Task instructions — Look through the entries that follow and count the lines with the word "title". The reply is that number alone.
[Material for this exercise — start]
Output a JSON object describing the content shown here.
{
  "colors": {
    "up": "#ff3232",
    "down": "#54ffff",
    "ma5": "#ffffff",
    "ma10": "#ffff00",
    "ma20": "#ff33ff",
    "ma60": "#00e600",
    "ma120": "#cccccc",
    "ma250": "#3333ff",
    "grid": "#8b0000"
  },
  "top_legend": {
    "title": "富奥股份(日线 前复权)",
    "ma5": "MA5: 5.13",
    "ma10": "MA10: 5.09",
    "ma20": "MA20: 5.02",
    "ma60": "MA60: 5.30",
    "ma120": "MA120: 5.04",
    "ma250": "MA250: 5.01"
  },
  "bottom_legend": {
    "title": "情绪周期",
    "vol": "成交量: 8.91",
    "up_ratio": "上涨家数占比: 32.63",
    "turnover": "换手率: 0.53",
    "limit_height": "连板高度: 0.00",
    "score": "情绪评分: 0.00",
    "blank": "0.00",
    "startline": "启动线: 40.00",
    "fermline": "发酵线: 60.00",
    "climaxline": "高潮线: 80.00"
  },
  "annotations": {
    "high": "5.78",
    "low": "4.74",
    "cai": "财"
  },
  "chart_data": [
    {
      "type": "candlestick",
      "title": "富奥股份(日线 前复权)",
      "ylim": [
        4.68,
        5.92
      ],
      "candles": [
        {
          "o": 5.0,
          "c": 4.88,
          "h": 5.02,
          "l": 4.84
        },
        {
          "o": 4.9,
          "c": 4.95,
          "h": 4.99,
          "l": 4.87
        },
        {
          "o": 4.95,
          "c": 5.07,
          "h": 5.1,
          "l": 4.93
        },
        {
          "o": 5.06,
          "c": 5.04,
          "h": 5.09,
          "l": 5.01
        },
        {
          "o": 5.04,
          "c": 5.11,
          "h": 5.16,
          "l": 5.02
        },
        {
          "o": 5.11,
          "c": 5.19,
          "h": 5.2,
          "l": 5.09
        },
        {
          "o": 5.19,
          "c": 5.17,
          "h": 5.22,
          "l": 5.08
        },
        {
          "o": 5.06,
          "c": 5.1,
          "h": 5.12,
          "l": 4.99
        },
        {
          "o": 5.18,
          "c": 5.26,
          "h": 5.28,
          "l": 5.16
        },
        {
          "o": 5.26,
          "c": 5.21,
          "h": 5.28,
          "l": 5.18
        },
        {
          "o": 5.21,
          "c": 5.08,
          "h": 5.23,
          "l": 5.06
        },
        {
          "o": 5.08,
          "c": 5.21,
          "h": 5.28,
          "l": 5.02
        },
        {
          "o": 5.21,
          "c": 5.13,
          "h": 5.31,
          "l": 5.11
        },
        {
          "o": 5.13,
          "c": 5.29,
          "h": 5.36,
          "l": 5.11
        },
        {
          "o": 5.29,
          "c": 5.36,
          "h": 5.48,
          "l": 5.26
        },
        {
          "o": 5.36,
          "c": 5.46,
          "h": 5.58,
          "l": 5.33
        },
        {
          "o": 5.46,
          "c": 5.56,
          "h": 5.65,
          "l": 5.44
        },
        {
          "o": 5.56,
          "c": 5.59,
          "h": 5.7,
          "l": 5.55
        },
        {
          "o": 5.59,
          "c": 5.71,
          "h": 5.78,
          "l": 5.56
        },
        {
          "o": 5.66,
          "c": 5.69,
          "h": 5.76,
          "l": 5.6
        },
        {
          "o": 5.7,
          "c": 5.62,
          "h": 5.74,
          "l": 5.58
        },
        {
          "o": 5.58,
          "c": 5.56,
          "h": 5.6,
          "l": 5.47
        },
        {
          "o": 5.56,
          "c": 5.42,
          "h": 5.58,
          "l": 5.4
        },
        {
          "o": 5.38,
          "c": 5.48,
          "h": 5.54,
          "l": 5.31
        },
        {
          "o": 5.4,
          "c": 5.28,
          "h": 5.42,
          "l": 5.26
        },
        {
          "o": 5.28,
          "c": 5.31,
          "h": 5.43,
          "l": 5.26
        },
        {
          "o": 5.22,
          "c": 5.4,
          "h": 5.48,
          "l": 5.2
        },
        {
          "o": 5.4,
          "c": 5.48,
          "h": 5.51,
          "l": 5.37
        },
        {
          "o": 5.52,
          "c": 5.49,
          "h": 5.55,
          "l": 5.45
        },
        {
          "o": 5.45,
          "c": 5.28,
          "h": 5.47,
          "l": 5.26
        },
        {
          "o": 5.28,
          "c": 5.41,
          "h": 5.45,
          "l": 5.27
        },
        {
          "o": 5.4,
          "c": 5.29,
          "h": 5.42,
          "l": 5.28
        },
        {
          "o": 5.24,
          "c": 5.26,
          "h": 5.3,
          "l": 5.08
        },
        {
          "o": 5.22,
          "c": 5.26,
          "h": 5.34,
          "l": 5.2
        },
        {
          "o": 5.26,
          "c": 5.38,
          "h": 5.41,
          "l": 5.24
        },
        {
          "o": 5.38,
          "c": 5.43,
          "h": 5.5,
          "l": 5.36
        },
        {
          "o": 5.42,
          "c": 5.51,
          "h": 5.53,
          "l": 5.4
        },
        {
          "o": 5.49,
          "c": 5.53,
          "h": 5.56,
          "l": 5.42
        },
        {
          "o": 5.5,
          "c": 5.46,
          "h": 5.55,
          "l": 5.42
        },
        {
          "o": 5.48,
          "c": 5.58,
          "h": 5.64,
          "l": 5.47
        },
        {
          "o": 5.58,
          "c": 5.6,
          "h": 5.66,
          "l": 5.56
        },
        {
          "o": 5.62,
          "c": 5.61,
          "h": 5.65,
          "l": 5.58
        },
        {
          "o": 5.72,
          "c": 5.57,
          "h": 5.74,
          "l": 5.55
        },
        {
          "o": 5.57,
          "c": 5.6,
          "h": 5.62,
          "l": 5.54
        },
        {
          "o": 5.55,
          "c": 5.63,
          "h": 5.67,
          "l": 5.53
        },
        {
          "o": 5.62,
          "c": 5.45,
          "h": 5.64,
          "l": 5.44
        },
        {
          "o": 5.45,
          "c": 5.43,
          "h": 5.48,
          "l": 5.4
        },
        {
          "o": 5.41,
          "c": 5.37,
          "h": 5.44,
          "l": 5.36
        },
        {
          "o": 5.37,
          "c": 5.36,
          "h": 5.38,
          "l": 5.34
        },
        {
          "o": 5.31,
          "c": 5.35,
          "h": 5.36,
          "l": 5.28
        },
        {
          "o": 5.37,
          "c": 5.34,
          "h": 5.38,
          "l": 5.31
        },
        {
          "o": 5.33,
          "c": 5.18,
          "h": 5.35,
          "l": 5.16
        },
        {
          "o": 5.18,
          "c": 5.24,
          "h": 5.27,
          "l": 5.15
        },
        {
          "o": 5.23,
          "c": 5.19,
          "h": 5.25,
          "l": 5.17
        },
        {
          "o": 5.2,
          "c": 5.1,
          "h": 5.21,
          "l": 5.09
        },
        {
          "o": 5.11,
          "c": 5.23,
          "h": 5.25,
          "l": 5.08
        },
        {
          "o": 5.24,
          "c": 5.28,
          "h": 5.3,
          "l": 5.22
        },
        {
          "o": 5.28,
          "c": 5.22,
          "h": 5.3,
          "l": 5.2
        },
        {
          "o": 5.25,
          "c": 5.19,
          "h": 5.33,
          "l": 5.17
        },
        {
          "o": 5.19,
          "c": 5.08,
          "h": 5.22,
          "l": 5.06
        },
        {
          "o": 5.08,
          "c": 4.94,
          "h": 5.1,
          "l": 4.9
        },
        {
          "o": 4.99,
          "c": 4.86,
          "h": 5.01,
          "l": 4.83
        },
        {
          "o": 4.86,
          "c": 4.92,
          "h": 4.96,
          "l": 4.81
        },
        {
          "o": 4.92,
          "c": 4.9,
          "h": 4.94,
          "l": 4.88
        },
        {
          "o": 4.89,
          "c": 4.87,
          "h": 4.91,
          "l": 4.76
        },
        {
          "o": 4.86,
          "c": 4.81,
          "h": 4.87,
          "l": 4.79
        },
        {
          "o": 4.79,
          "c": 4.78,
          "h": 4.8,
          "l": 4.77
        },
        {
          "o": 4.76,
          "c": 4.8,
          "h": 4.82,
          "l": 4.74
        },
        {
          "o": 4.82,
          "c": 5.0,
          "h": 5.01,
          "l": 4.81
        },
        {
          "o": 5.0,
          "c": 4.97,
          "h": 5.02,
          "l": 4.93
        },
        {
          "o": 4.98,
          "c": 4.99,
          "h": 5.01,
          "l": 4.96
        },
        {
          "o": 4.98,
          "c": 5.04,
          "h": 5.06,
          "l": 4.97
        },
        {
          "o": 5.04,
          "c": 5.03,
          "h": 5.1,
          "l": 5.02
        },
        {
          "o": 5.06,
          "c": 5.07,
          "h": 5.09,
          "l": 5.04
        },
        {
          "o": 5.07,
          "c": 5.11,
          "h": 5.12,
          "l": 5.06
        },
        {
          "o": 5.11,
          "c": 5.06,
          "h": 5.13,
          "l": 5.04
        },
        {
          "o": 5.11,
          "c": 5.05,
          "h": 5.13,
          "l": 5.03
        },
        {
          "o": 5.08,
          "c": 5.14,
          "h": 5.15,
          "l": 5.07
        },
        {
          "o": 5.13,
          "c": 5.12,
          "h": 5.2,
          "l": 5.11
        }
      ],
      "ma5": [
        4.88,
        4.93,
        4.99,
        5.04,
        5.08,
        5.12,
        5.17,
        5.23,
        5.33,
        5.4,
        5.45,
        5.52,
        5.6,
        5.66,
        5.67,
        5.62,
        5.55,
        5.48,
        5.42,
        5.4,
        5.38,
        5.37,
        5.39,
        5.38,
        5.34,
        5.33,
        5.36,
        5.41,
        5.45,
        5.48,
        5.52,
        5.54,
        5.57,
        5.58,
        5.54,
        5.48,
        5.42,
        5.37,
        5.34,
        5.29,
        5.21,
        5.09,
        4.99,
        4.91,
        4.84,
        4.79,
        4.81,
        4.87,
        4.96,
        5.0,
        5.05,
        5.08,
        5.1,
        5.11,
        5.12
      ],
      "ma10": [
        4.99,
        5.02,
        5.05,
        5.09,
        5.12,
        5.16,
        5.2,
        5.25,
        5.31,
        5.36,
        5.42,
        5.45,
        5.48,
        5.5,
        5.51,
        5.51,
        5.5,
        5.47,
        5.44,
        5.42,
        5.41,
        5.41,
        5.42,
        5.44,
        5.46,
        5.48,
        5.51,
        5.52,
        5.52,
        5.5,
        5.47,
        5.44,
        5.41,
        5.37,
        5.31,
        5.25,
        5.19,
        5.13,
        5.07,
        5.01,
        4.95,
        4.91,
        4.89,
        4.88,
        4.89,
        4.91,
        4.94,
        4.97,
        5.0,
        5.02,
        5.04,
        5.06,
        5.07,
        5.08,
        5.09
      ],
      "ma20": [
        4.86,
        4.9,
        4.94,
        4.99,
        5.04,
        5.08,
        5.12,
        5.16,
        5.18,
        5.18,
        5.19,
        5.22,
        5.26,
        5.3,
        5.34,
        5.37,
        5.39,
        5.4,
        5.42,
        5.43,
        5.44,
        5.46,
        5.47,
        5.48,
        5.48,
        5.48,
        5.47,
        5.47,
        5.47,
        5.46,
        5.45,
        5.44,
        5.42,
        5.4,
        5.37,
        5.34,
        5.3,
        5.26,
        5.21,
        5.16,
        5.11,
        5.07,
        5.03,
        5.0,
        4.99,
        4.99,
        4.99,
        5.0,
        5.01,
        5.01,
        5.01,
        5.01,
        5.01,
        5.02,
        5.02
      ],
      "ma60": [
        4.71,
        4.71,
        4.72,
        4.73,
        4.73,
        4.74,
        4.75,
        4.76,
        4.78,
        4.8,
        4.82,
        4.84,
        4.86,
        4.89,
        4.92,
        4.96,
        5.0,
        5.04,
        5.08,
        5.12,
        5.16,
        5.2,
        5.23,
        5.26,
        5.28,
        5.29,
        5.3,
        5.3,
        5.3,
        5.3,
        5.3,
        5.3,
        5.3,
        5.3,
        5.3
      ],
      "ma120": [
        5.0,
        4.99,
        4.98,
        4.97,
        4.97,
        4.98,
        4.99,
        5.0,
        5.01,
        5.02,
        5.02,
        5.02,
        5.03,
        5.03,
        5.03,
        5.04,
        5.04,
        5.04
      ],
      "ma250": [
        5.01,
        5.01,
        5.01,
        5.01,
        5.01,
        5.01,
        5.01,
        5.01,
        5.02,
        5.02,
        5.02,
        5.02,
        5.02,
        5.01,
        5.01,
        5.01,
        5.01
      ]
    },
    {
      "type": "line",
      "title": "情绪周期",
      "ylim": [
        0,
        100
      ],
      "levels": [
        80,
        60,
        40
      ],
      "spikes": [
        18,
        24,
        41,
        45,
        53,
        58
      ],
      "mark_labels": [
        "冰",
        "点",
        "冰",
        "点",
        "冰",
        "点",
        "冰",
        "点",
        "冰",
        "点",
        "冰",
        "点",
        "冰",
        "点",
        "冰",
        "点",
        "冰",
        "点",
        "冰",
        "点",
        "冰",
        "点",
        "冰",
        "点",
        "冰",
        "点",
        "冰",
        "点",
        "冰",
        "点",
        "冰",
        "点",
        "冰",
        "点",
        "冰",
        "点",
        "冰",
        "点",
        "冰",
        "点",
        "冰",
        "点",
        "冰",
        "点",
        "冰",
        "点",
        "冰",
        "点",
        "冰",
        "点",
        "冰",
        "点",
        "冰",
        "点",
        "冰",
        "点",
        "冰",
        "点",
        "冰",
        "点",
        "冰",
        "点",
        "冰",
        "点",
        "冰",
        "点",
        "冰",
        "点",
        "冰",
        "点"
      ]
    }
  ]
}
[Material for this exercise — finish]
Exercise solution — 4